As to the claim of the plaintiff that he entered the right of way first, the photographs of the vehicles taken after the collision show that the left front end of the plaintiff's car hit the right wheel and fender of defendant's truck. From the evidence and the appearance of the vehicles it would appear that both vehicles entered the intersection at approximately the same time. As to the speed of the truck and the car there is only the testimony of the plaintiff and defendant, and each testified that he was driving not to exceed 20 miles per hour. This testimony is not disputed. Neither party was violating any law of the state or speed regulations prescribed by the Highway Commissioner. Subsection 1 of Section 39-1017, NDRC 1943 was considered by this court in Knudsen v. Arendt, supra. We quote from the opinion:

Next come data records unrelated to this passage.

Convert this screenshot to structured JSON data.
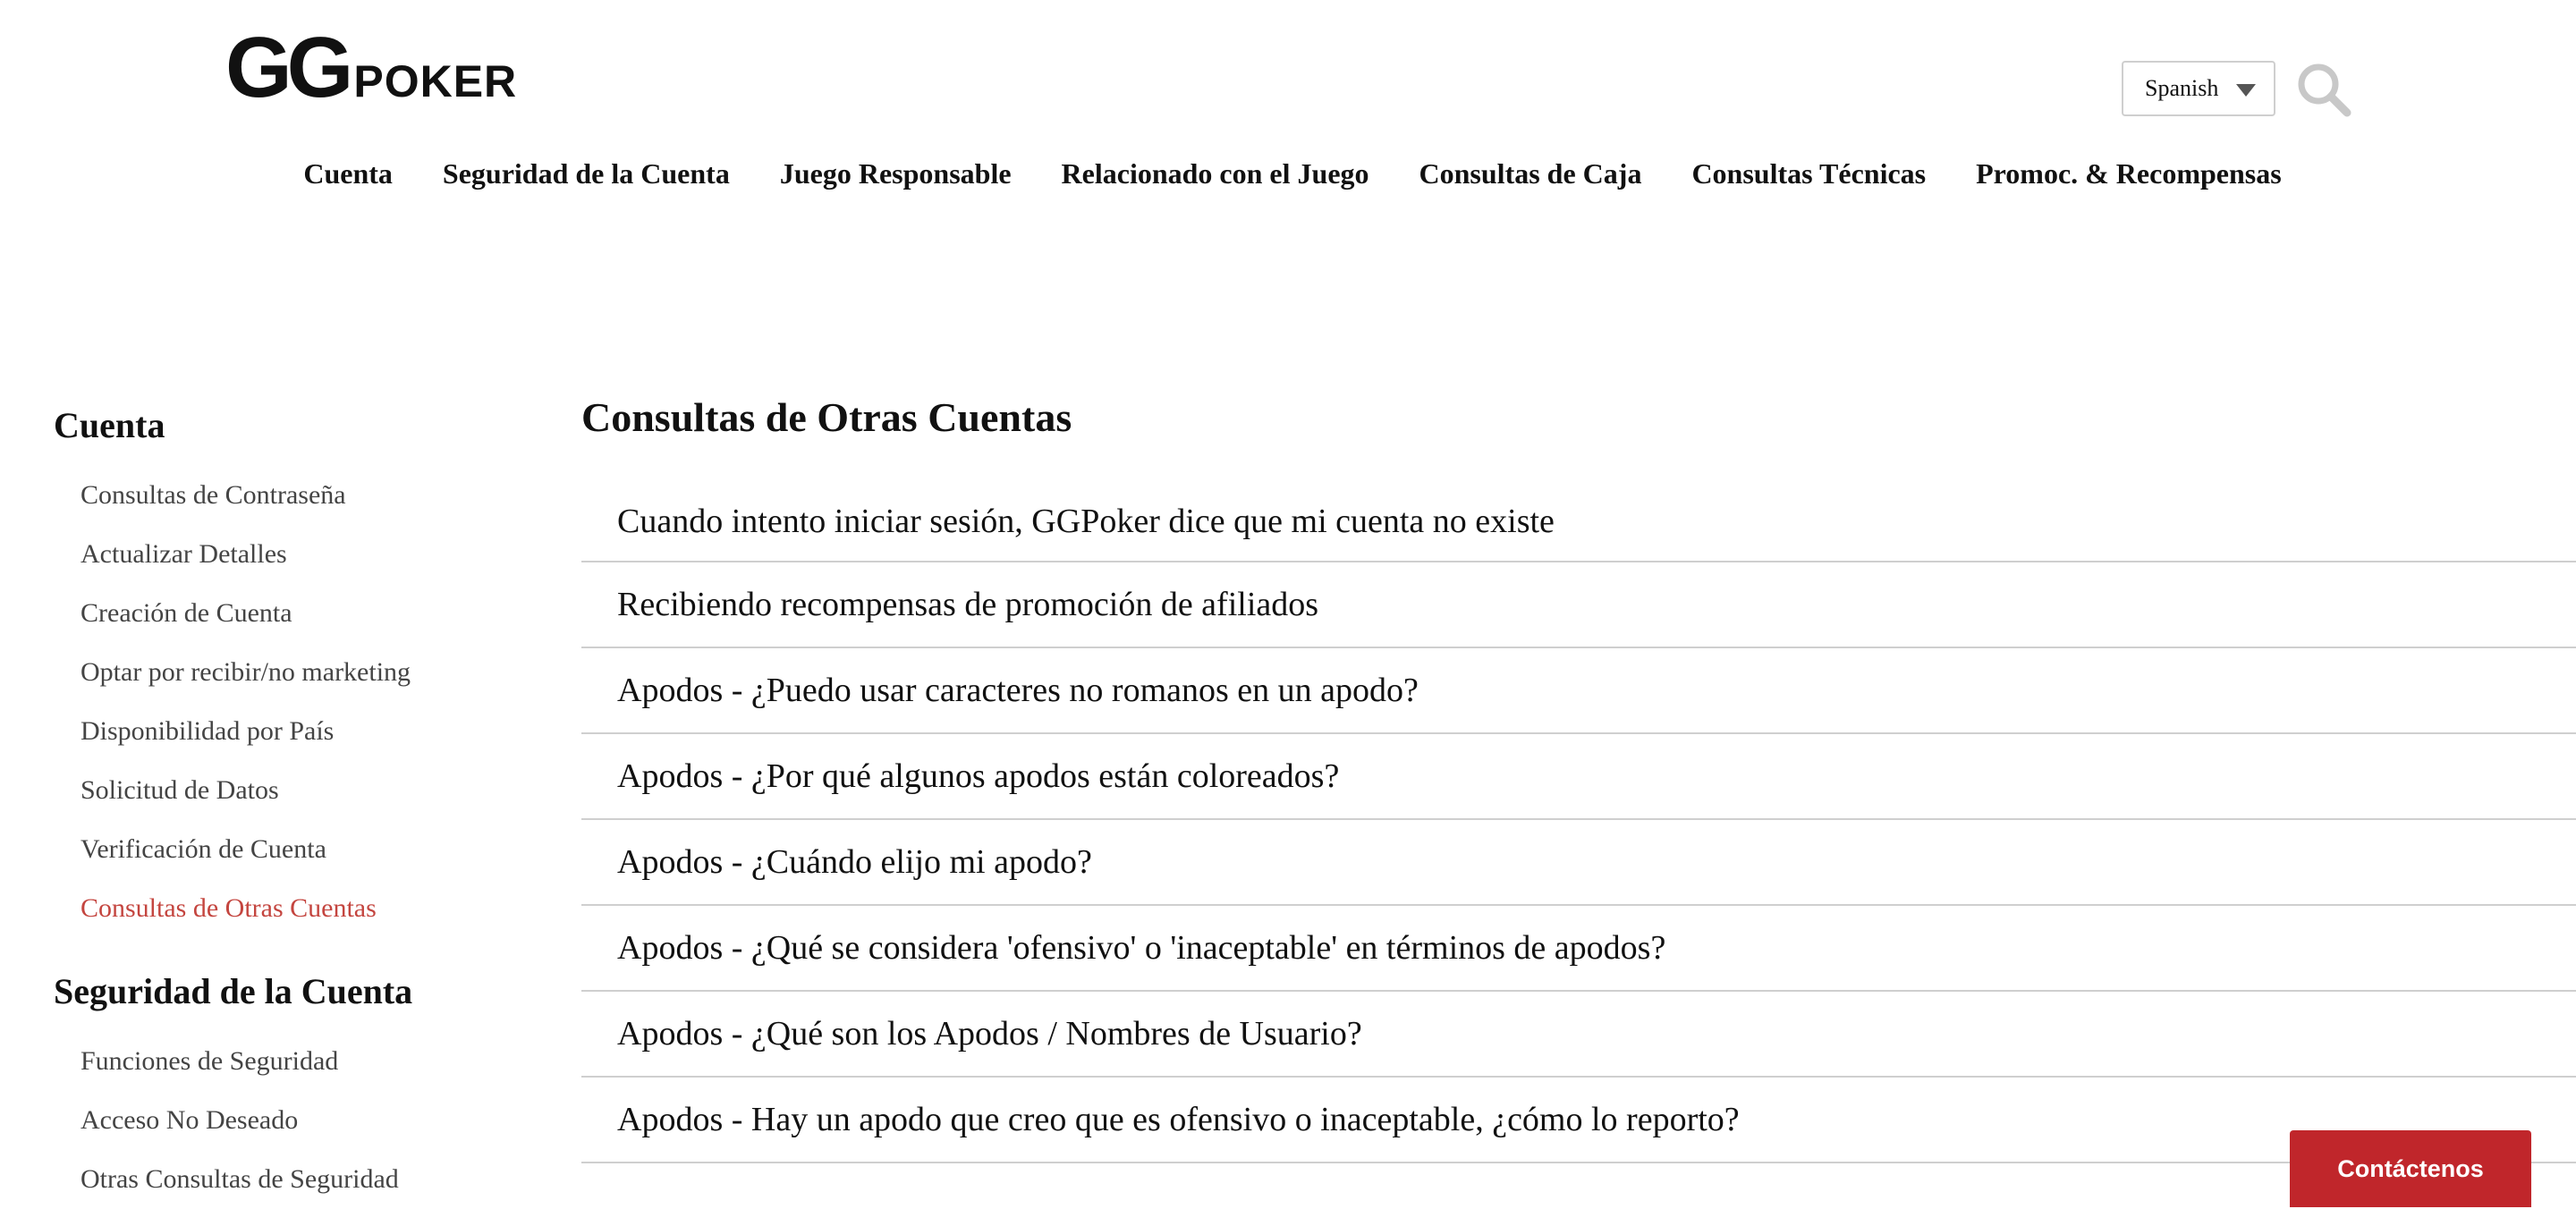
{
  "header": {
    "logo": {
      "mark": "GG",
      "wordmark": "POKER"
    },
    "language": {
      "selected": "Spanish"
    },
    "icons": {
      "search": "search-icon",
      "dropdown": "chevron-down-icon"
    },
    "colors": {
      "brand_red": "#c4262b",
      "active_link": "#c4453f",
      "contact_bg": "#c0262b"
    }
  },
  "nav": {
    "items": [
      {
        "label": "Cuenta"
      },
      {
        "label": "Seguridad de la Cuenta"
      },
      {
        "label": "Juego Responsable"
      },
      {
        "label": "Relacionado con el Juego"
      },
      {
        "label": "Consultas de Caja"
      },
      {
        "label": "Consultas Técnicas"
      },
      {
        "label": "Promoc. & Recompensas"
      }
    ]
  },
  "sidebar": {
    "sections": [
      {
        "title": "Cuenta",
        "items": [
          {
            "label": "Consultas de Contraseña"
          },
          {
            "label": "Actualizar Detalles"
          },
          {
            "label": "Creación de Cuenta"
          },
          {
            "label": "Optar por recibir/no marketing"
          },
          {
            "label": "Disponibilidad por País"
          },
          {
            "label": "Solicitud de Datos"
          },
          {
            "label": "Verificación de Cuenta"
          },
          {
            "label": "Consultas de Otras Cuentas"
          }
        ]
      },
      {
        "title": "Seguridad de la Cuenta",
        "items": [
          {
            "label": "Funciones de Seguridad"
          },
          {
            "label": "Acceso No Deseado"
          },
          {
            "label": "Otras Consultas de Seguridad"
          }
        ]
      }
    ]
  },
  "main": {
    "title": "Consultas de Otras Cuentas",
    "articles": [
      {
        "title": "Cuando intento iniciar sesión, GGPoker dice que mi cuenta no existe"
      },
      {
        "title": "Recibiendo recompensas de promoción de afiliados"
      },
      {
        "title": "Apodos - ¿Puedo usar caracteres no romanos en un apodo?"
      },
      {
        "title": "Apodos - ¿Por qué algunos apodos están coloreados?"
      },
      {
        "title": "Apodos - ¿Cuándo elijo mi apodo?"
      },
      {
        "title": "Apodos - ¿Qué se considera 'ofensivo' o 'inaceptable' en términos de apodos?"
      },
      {
        "title": "Apodos - ¿Qué son los Apodos / Nombres de Usuario?"
      },
      {
        "title": "Apodos - Hay un apodo que creo que es ofensivo o inaceptable, ¿cómo lo reporto?"
      }
    ]
  },
  "contact": {
    "label": "Contáctenos"
  }
}
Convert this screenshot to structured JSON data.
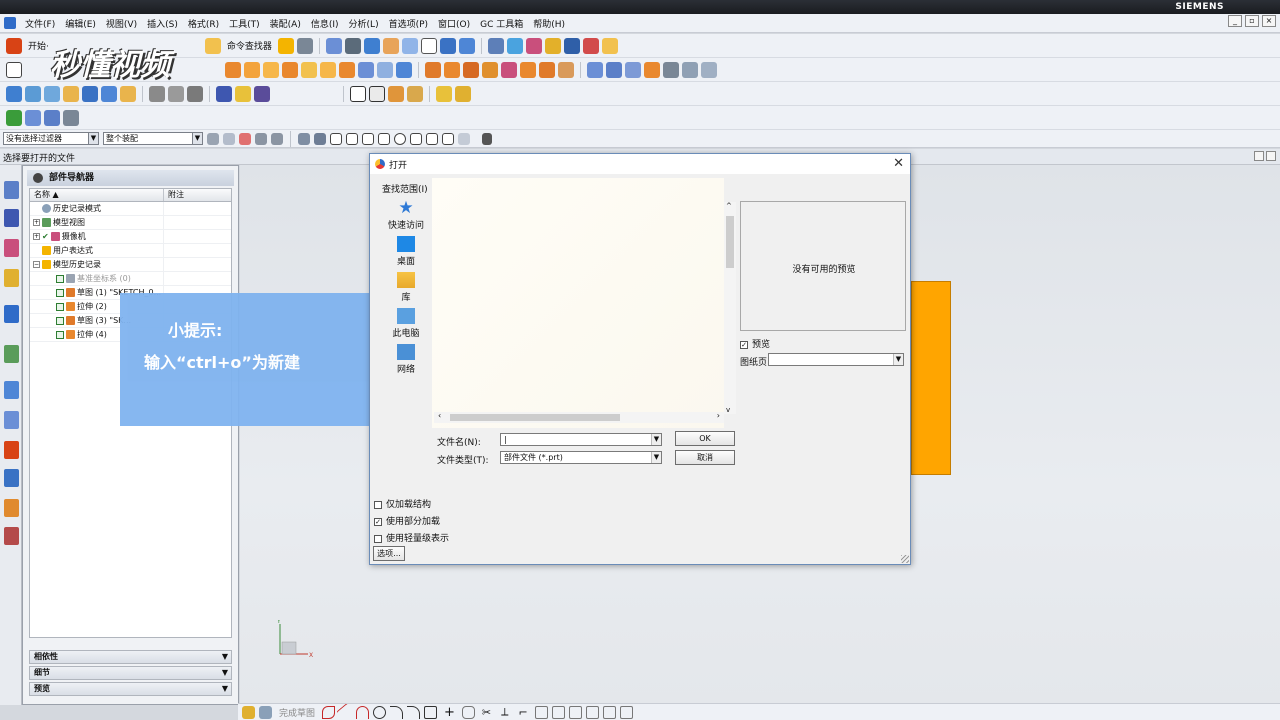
{
  "brand": "SIEMENS",
  "menu": [
    "文件(F)",
    "编辑(E)",
    "视图(V)",
    "插入(S)",
    "格式(R)",
    "工具(T)",
    "装配(A)",
    "信息(I)",
    "分析(L)",
    "首选项(P)",
    "窗口(O)",
    "GC 工具箱",
    "帮助(H)"
  ],
  "toolbar": {
    "start_label": "开始·",
    "command_finder_label": "命令查找器"
  },
  "watermark": "秒懂视频",
  "filter": {
    "selection_filter": "没有选择过滤器",
    "assembly_scope": "整个装配"
  },
  "status_prompt": "选择要打开的文件",
  "navigator": {
    "title": "部件导航器",
    "col_name": "名称",
    "col_note": "附注",
    "rows": [
      {
        "label": "历史记录模式",
        "style": "plain"
      },
      {
        "label": "模型视图",
        "style": "expand"
      },
      {
        "label": "摄像机",
        "style": "expand"
      },
      {
        "label": "用户表达式",
        "style": "plain"
      },
      {
        "label": "模型历史记录",
        "style": "expand"
      },
      {
        "label": "基准坐标系 (0)",
        "style": "child-dim"
      },
      {
        "label": "草图 (1) \"SKETCH_0...",
        "style": "child"
      },
      {
        "label": "拉伸 (2)",
        "style": "child"
      },
      {
        "label": "草图 (3) \"SK...",
        "style": "child"
      },
      {
        "label": "拉伸 (4)",
        "style": "child"
      }
    ],
    "panels": [
      "相依性",
      "细节",
      "预览"
    ]
  },
  "tip": {
    "title": "小提示:",
    "body": "输入“ctrl+o”为新建"
  },
  "dialog": {
    "title": "打开",
    "look_in_label": "查找范围(I)",
    "places": [
      "快速访问",
      "桌面",
      "库",
      "此电脑",
      "网络"
    ],
    "no_preview": "没有可用的预览",
    "preview_checkbox": "预览",
    "sheet_label": "图纸页",
    "filename_label": "文件名(N):",
    "filename_value": "|",
    "filetype_label": "文件类型(T):",
    "filetype_value": "部件文件 (*.prt)",
    "ok": "OK",
    "cancel": "取消",
    "options": [
      {
        "label": "仅加载结构",
        "checked": false
      },
      {
        "label": "使用部分加载",
        "checked": true
      },
      {
        "label": "使用轻量级表示",
        "checked": false
      }
    ],
    "options_button": "选项..."
  },
  "sketch_bar": {
    "finish_label": "完成草图"
  },
  "triad": {
    "x": "X",
    "y": "Y"
  },
  "colors": {
    "accent_orange": "#FFA500",
    "tip_blue": "#7FB3EF",
    "siemens_bar": "#1A1C20"
  }
}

"It is clear that subsection 1 of Section 39-1017, NDRC 1943 applies to all cases in which vehicles approach the intersection at approximately the same time. Vehicles approach an intersection at approximately the same time when there is imminent danger of a collision at some point within the intersection if each maintains its established *391 course and speed. Blashfield Cyc. of Automobile Law, § 993, n. 28 (Perm.ed. 1951); Fester v. George, 71 S.D. 424, 25 N.W.2d 455; Gendron v. Glidden, 84 N.H. 162, 148 A. 461; Prato v. Coffey, 135 Conn. 445, 66 A.2d 113; Mattfeld v. Nester, 226 Minn. 106, 32 N.W.2d 291, 3 A.L.R.2d 909. The words `at approximately the same time' do not mean `at precisely the same instant' and in order for a vehicle entering an intersection from the left to secure a right of way by possession under subsection 3 of Section 39-1017, NDRC 1943, it must enter the intersection at a sufficient interval of time ahead of a vehicle approaching from the right, so that it may be said the vehicles did not enter at approximately the same time. Such an interval must be of appreciable duration. Moore v. Kujath, 225 Minn. 107, 29 N.W.2d 883, 175 A.L.R. 1007."

Plaintiff testified that when he was 75 feet from the intersection a gravel truck traveling south crossed the intersection and he saw it as it continued traveling south 200 to 300 feet and that it met and passed defendant's truck. He testified further that he looked to the south when he was 50 feet from the intersection but did not see the defendant. According to their testimony plaintiff and defendant were both driving approximately 20 miles an hour. If plaintiff looked to the left when he was 50 feet from the intersection he should have seen the defendant because both parties must have been approximately the same distance from the intersection. In 60 C.J.S. Motor Vehicles § 353, p. 838 it is stated:

"The failure of a driver to maintain a proper lookout, and to see what he could and should have seen, on approaching and traversing a crossing or intersection may constitute negligence as a matter of law."

In the same volume, same title, pp. 840, 841, is a similar statement:

"A motorist approaching and traversing a crossing or intersection will be deemed to have seen what he could and should have seen; he is under a duty to see what is visible and in plain sight. The mere fact that he looked will not excuse him if he did not see what was apparent, since in such case his failure to see constitutes as great negligence, under the law, as though he had not looked at all."

The evidence shows that from a point 1,000 feet east of the intersection the plaintiff had a clear view of the northsouth road 2,600 feet south of the intersection. The defendant had a clear view of the east-west road and should have seen the plaintiff had he looked to the right. According to the evidence they were driving at the same rate of speed. The collision occurred in the center of the intersection. Had either party maintained a proper lookout the collision could have been avoided. The only reasonable inference to be drawn from the record is that both plaintiff and defendant were negligent as a matter of law and that their concurrent negligence contributed proximately to the collision and precludes recovery by either party from the other. Although, under Section 28-1509, NDRC 1943, the refusal of the trial court to submit the case to the jury was error; nevertheless upon the record before us it was error without prejudice. Accordingly the judgment is affirmed.

GRIMSON, C. J., and JOHNSON, BURKE and MORRIS, JJ., concur.